(AIM OF THE TASK):
Each entry must be copied exactly, without omission.

---*---

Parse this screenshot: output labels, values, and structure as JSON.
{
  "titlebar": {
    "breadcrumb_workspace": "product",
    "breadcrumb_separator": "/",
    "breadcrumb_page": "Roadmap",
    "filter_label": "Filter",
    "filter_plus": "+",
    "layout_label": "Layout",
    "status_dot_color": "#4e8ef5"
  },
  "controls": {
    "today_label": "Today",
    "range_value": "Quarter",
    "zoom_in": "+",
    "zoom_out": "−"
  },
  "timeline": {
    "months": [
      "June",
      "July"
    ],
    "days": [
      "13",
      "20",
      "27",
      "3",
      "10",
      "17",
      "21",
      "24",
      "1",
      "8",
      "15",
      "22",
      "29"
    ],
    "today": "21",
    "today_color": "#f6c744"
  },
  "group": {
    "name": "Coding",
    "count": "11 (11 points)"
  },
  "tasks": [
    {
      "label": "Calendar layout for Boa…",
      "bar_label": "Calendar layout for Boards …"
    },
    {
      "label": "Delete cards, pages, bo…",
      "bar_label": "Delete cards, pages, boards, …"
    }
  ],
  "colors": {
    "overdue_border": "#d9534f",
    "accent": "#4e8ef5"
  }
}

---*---

(FINISHED EXERCISE):
Parse this screenshot: output labels, values, and structure as JSON.
{
  "titlebar": {
    "breadcrumb_workspace": "product",
    "breadcrumb_separator": "/",
    "breadcrumb_page": "Roadmap",
    "filter_label": "Filter",
    "filter_plus": "+",
    "layout_label": "Layout",
    "status_dot_color": "#4e8ef5"
  },
  "controls": {
    "today_label": "Today",
    "range_value": "Quarter",
    "zoom_in": "+",
    "zoom_out": "−"
  },
  "timeline": {
    "months": [
      "June",
      "July"
    ],
    "days": [
      "13",
      "20",
      "27",
      "3",
      "10",
      "17",
      "21",
      "24",
      "1",
      "8",
      "15",
      "22",
      "29"
    ],
    "today": "21",
    "today_color": "#f6c744"
  },
  "group": {
    "name": "Coding",
    "count": "11 (11 points)"
  },
  "tasks": [
    {
      "label": "Calendar layout for Boa…",
      "bar_label": "Calendar layout for Boards …"
    },
    {
      "label": "Delete cards, pages, bo…",
      "bar_label": "Delete cards, pages, boards, …"
    }
  ],
  "colors": {
    "overdue_border": "#d9534f",
    "accent": "#4e8ef5"
  }
}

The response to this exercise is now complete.